What makes you read through to the end and sigh in sorrow when a book is over? And what makes you sigh in sorrow because you just wasted some money and a half hour you can never get back on a book you can't bear to read?

Have a great week!

Liz


After finishing this post, I happened onto another post about much the same thing. I thought it was interesting, so am including the link to Bad Menagerie here

Friday, July 22

In Defense of Young Heroines

Okay, not this young!
This week, both Liz and Nan posed the question: Why aren’t there more heroines “of a certain age?” There were a lot of great comments and some excellent points made about a need for more Baby Boomer romance, especially in light of the fact that many romance readers are well past our 20s and 30s.
 
So why aren’t romance heroines more reflective of their target market demographics? I have a (no doubt very unpopular) theory about that.

First, let’s set aside talk about historical romance, which almost necessitates a young heroine (when you’re considered over-the-hill at 21, that skews things a bit ;-) But other genres could very well lend themselves to older heroines, right? They could include older heroines who have lived and loved and learned, just like we have, and have survived to tell about it. They could include heroines who don’t have to deal with the tedious drama of being young. Who know who they are and what they want in life because they’ve earned the right to be that secure.

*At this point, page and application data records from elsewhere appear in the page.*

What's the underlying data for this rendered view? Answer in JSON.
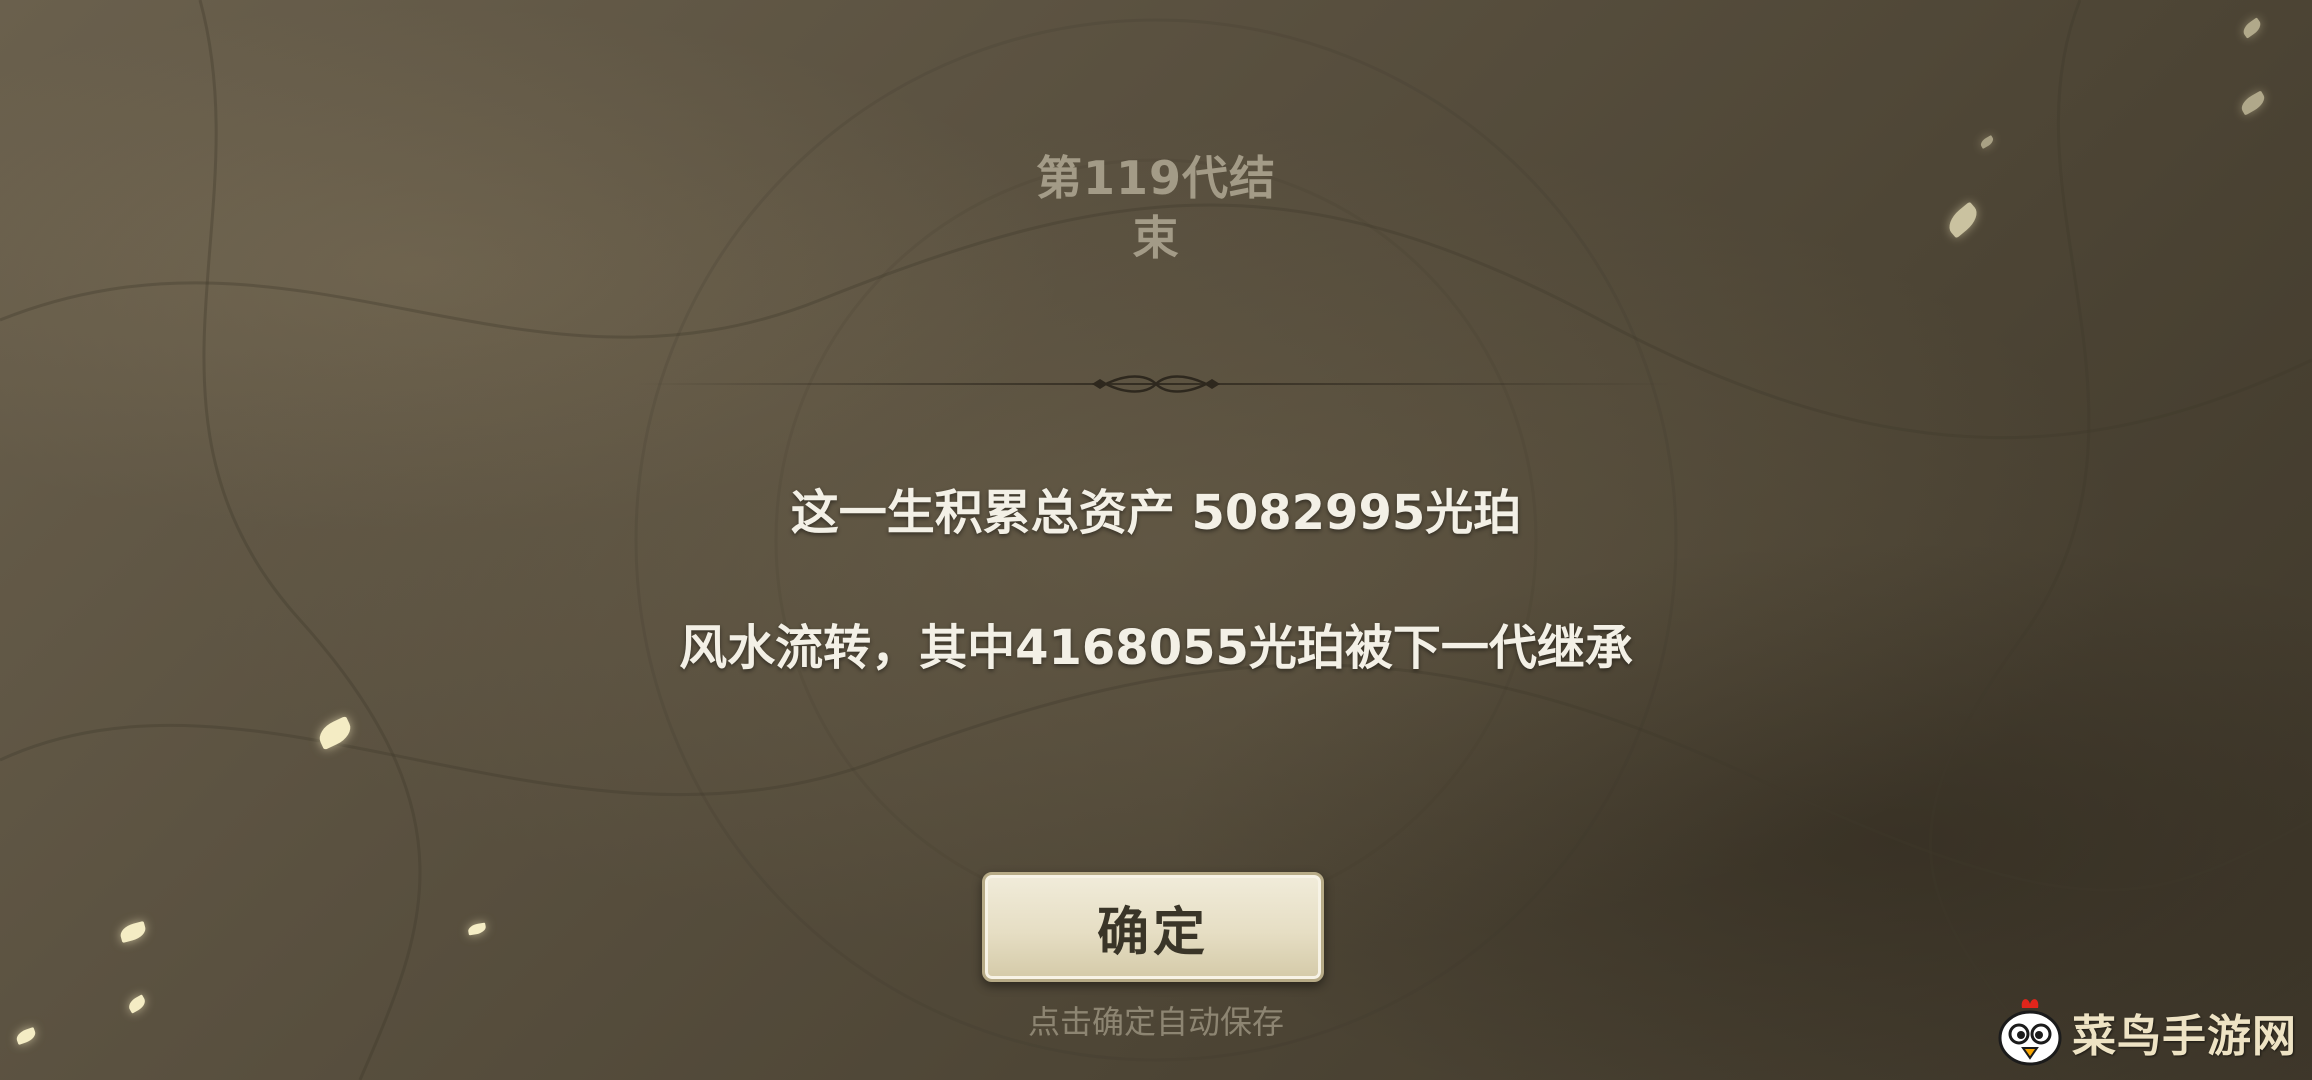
{
  "screen": {
    "title": "第119代结束",
    "title_line1": "第119代结",
    "title_line2": "束"
  },
  "summary": {
    "total_assets_line": "这一生积累总资产 5082995光珀",
    "inherited_line": "风水流转，其中4168055光珀被下一代继承"
  },
  "actions": {
    "confirm_label": "确定",
    "autosave_hint": "点击确定自动保存"
  },
  "watermark": {
    "text": "菜鸟手游网",
    "logo_icon": "rooster-mascot-icon"
  },
  "colors": {
    "background": "#5a5140",
    "title_text": "#a39b87",
    "summary_text": "#f3f0e6",
    "button_face": "#e6dec4",
    "button_text": "#3a3528",
    "hint_text": "#8d8572",
    "petal": "#f4ecc4",
    "watermark_text": "#eee3c4"
  }
}
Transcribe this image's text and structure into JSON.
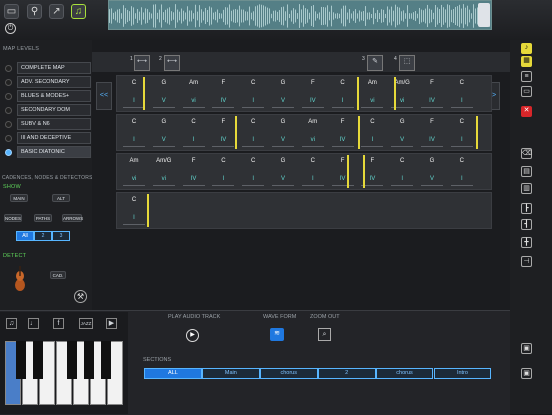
{
  "topbar": {
    "icons": [
      "folder-icon",
      "pin-icon",
      "share-icon",
      "music-note-icon",
      "power-icon"
    ]
  },
  "left": {
    "map_levels_title": "MAP LEVELS",
    "levels": [
      {
        "label": "COMPLETE MAP",
        "active": false
      },
      {
        "label": "ADV. SECONDARY",
        "active": false
      },
      {
        "label": "BLUES & MODES+",
        "active": false
      },
      {
        "label": "SECONDARY DOM",
        "active": false
      },
      {
        "label": "SUBV & N6",
        "active": false
      },
      {
        "label": "III AND DECEPTIVE",
        "active": false
      },
      {
        "label": "BASIC DIATONIC",
        "active": true
      }
    ],
    "cadences_title": "CADENCES, NODES & DETECTORS",
    "show_label": "SHOW",
    "main_label": "MAIN",
    "alt_label": "ALT",
    "nodes_label": "NODES",
    "paths_label": "PATHS",
    "arrows_label": "ARROWS",
    "segment": [
      "All",
      "2",
      "3"
    ],
    "detect_label": "DETECT",
    "cad_label": "CAD."
  },
  "grid": {
    "section_markers": [
      "1",
      "2",
      "3",
      "4"
    ],
    "nav_prev": "<<",
    "nav_next": ">>",
    "rows": [
      {
        "beats": [
          [
            "C",
            "I"
          ],
          [
            "G",
            "V"
          ],
          [
            "Am",
            "vi"
          ],
          [
            "F",
            "IV"
          ],
          [
            "C",
            "I"
          ],
          [
            "G",
            "V"
          ],
          [
            "F",
            "IV"
          ],
          [
            "C",
            "I"
          ],
          [
            "Am",
            "vi"
          ],
          [
            "Am/G",
            "vi"
          ],
          [
            "F",
            "IV"
          ],
          [
            "C",
            "I"
          ]
        ]
      },
      {
        "beats": [
          [
            "C",
            "I"
          ],
          [
            "G",
            "V"
          ],
          [
            "C",
            "I"
          ],
          [
            "F",
            "IV"
          ],
          [
            "C",
            "I"
          ],
          [
            "G",
            "V"
          ],
          [
            "Am",
            "vi"
          ],
          [
            "F",
            "IV"
          ],
          [
            "C",
            "I"
          ],
          [
            "G",
            "V"
          ],
          [
            "F",
            "IV"
          ],
          [
            "C",
            "I"
          ]
        ]
      },
      {
        "beats": [
          [
            "Am",
            "vi"
          ],
          [
            "Am/G",
            "vi"
          ],
          [
            "F",
            "IV"
          ],
          [
            "C",
            "I"
          ],
          [
            "C",
            "I"
          ],
          [
            "G",
            "V"
          ],
          [
            "C",
            "I"
          ],
          [
            "F",
            "IV"
          ],
          [
            "F",
            "IV"
          ],
          [
            "C",
            "I"
          ],
          [
            "G",
            "V"
          ],
          [
            "C",
            "I"
          ]
        ]
      },
      {
        "beats": [
          [
            "C",
            "I"
          ]
        ]
      }
    ]
  },
  "bottom": {
    "play_label": "PLAY AUDIO TRACK",
    "wave_label": "WAVE FORM",
    "zoom_label": "ZOOM OUT",
    "sections_label": "SECTIONS",
    "sections": [
      "ALL",
      "Main",
      "chorus",
      "2",
      "chorus",
      "Intro"
    ],
    "selected_section": "ALL",
    "keyboard_icons": [
      "music-note-icon",
      "guitar-icon",
      "fretboard-icon",
      "jazz-icon",
      "video-icon"
    ],
    "jazz_label": "JAZZ"
  },
  "colors": {
    "accent": "#57b5ff",
    "roman": "#62d6cf",
    "barline": "#e6d93a",
    "detect": "#5fd35a"
  }
}
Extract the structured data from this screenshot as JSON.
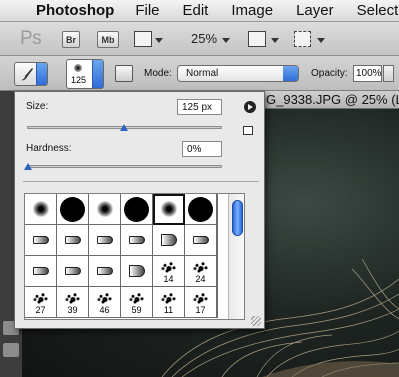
{
  "menubar": {
    "app_name": "Photoshop",
    "items": [
      "File",
      "Edit",
      "Image",
      "Layer",
      "Select"
    ]
  },
  "appbar": {
    "logo": "Ps",
    "bridge_label": "Br",
    "minibridge_label": "Mb",
    "zoom": "25%"
  },
  "options": {
    "brush_size_preview": "125",
    "mode_label": "Mode:",
    "mode_value": "Normal",
    "opacity_label": "Opacity:",
    "opacity_value": "100%"
  },
  "document": {
    "tab_title": "G_9338.JPG @ 25% (L"
  },
  "brush_picker": {
    "size_label": "Size:",
    "size_value": "125 px",
    "size_fraction": 0.49,
    "hardness_label": "Hardness:",
    "hardness_value": "0%",
    "hardness_fraction": 0.0,
    "presets": [
      {
        "kind": "soft",
        "label": ""
      },
      {
        "kind": "hard",
        "label": ""
      },
      {
        "kind": "soft",
        "label": ""
      },
      {
        "kind": "hard",
        "label": ""
      },
      {
        "kind": "soft",
        "label": "",
        "selected": true
      },
      {
        "kind": "hard",
        "label": ""
      },
      {
        "kind": "tip",
        "label": ""
      },
      {
        "kind": "tip",
        "label": ""
      },
      {
        "kind": "tip",
        "label": ""
      },
      {
        "kind": "tip",
        "label": ""
      },
      {
        "kind": "fan",
        "label": ""
      },
      {
        "kind": "tip",
        "label": ""
      },
      {
        "kind": "tip",
        "label": ""
      },
      {
        "kind": "tip",
        "label": ""
      },
      {
        "kind": "tip",
        "label": ""
      },
      {
        "kind": "fan",
        "label": ""
      },
      {
        "kind": "splat",
        "label": "14"
      },
      {
        "kind": "splat",
        "label": "24"
      },
      {
        "kind": "splat",
        "label": "27"
      },
      {
        "kind": "splat",
        "label": "39"
      },
      {
        "kind": "splat",
        "label": "46"
      },
      {
        "kind": "splat",
        "label": "59"
      },
      {
        "kind": "splat",
        "label": "11"
      },
      {
        "kind": "splat",
        "label": "17"
      }
    ]
  }
}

My question is: Don’t we already have those heroines?

Isn’t age just a number? By saying we need older, wiser heroines, you assume everyone in their forties has it all figured out. And that no one in their 20s does. Maybe it’s me—I admit I often feel like a hot mess of a 16-year old trapped in a 40*cough*cough*-year old’s body—but I don’t write my heroines to reflect what I was like back in my 20s and 30s (Dear God, those would be boooooring, tediously insecure heroines!). My heroines--all two of them so far--blossom from where I am now: a slightly older, mature, wizened, worldly woman. Sure, they struggle with the age-old question of “what they want to be when they grow up.” But so am I. My heroines are my way of reliving “then,” knowing what I know now.

I bring to my characters the little bit of worldliness and maturity I’ve been able to piece together over the years. Hopefully, that makes them better at being “young” than I was. And, hopefully that also makes them people even older readers can identify with.

In addition, I write heroines in their mid-twenties because I write hot sex that tends to be a little more gymnastic that what I can personally handle at my age. I don’t want to write about aching joints and bodily noises and having to sneak sex in between parenting responsibilities… which is what I have to deal with in real life. Romance (and the sex that goes with it) is an escape for me. I want to watch young, beautiful people getting’ it on in my media entertainment, and I similarly want to read about beautiful bodies doing the nasty in my books. Again, maybe it’s just me, but as much as my hubby tells me I’m beautiful and sexy, he doesn’t see me like I do. However, in the head of a heroine, I can set that self-doubt aside and feel what it’s like to be beautiful ('cuz, even with all their flaws and insecurities, my heroines are always prettier, skinnier, and sexier than I’ve ever been or will ever be).

While I’m lost in the POV of my heroine, I get to live vicariously through her. I get to experience danger, adventure, travel in space and interact with aliens, and make love to a smokin’ hot hero who loves me unconditionally, doesn’t ever stink of sweaty ass and lawnmower fumes, and never nags me about the pile of dirty dishes in the sink. And I get to do it without worrying about favoring my bad hip, any rolls of fat getting in the way, or if there is any left-over toilet paper shrapnel “down there.”

If I wanted real life all the time, I would just live in mine.

So, while I understand the desire to see heroines who appear to be more like us older women. I felt the need to offer up these (hopefully valid) reasons why there may still be such an emphasis on younger (in age alone) ones. Let me know your thoughts. And don’t be afraid to disagree. Just be gentle… I have a bad hip. J